Citing PatentFiling datePublication dateApplicantTitle
US4391798 *15 Mar 19825 Jul 1983Colgate-Palmolive CompanyNon-irritating dentifrice
US4393042 *20 Nov 198112 Jul 1983Battista Orlando AUltra high-foam dentifrice
US4528182 *13 Jul 19839 Jul 1985Colgate-Palmolive CompanyStable antiplaque dentifrice with improved foaming
US4545979 *26 Sep 19848 Oct 1985Warner-Lambert CompanyDental hygiene compositions
US4550018 *26 Sep 198429 Oct 1985Warner-Lambert CompanyDental hygiene compositions
US4568534 *7 Feb 19854 Feb 1986Beecham Inc.Dentifrices
US791053113 Jun 200522 Mar 2011C2C Technologies LlcComposition and method for producing colored bubbles
US8163304 *20 Oct 200924 Apr 2012Wm. Wrigley Jr. CompanyBreath freshening and oral cleansing product with magnolia bark extract in combination with surface active agents
US86476482 Apr 200911 Feb 2014Colgate-Palmolive CompanyColor changing consumer products
US913838423 Dec 201322 Sep 2015Colgate-Palmolive CompanyColor changing consumer products
US20060086048 *26 Oct 200427 Apr 2006Romley Michael GFoam dentifrice composition and method
US20100040564 *20 Oct 200918 Feb 2010Wm. Wrigley Jr. CompanyBreath freshening and oral cleansing product with magnolia bark extract in combination with surface active agents
CN102933259A *13 May 201113 Feb 2013荷兰联合利华有限公司Oral care compositions
WO2011157497A113 May 201122 Dec 2011Unilever PlcOral care compositions
Classifications
U.S. Classification424/9.7, 424/49
International ClassificationA61K8/65, A61Q11/00, A61K8/00
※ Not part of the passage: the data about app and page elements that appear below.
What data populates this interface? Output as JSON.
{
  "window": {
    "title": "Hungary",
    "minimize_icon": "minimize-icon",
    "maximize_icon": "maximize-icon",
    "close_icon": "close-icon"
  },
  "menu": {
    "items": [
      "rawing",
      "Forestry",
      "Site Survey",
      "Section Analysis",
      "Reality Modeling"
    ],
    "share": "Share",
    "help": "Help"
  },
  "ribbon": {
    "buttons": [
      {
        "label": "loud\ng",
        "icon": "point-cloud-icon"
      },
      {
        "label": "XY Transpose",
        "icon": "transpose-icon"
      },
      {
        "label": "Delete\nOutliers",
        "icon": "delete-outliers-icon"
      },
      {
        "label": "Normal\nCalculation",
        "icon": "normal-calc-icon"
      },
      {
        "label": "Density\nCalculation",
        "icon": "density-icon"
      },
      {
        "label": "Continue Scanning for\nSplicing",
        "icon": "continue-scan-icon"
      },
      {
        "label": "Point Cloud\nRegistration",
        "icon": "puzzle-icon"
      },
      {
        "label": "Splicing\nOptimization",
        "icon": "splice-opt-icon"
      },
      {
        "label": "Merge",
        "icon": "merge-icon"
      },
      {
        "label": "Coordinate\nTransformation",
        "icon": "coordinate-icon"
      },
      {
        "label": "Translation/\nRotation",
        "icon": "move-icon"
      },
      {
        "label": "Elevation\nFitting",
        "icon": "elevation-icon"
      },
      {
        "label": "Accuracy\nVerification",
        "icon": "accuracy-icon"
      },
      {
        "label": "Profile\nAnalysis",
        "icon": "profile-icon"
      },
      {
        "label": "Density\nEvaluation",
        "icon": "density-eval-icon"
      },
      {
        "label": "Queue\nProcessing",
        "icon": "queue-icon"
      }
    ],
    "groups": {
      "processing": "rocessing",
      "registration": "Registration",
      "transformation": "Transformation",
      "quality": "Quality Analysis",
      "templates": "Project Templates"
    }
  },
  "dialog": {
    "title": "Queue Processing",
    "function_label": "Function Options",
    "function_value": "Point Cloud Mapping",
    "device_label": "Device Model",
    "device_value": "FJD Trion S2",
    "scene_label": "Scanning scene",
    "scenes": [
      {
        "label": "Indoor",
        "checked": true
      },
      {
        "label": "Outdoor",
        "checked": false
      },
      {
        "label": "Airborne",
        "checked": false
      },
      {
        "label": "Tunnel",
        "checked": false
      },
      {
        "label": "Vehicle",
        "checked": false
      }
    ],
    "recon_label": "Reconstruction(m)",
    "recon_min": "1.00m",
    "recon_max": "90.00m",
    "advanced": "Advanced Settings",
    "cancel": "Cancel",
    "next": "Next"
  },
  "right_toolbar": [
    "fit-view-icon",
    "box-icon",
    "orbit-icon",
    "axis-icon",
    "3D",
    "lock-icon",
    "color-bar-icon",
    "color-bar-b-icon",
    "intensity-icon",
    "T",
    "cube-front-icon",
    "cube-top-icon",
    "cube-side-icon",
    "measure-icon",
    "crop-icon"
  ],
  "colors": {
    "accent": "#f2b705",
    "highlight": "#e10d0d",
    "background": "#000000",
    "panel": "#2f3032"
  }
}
Cooperative ClassificationA61K8/65, A61K2800/45, A61Q11/00
European ClassificationA61K8/65, A61Q11/00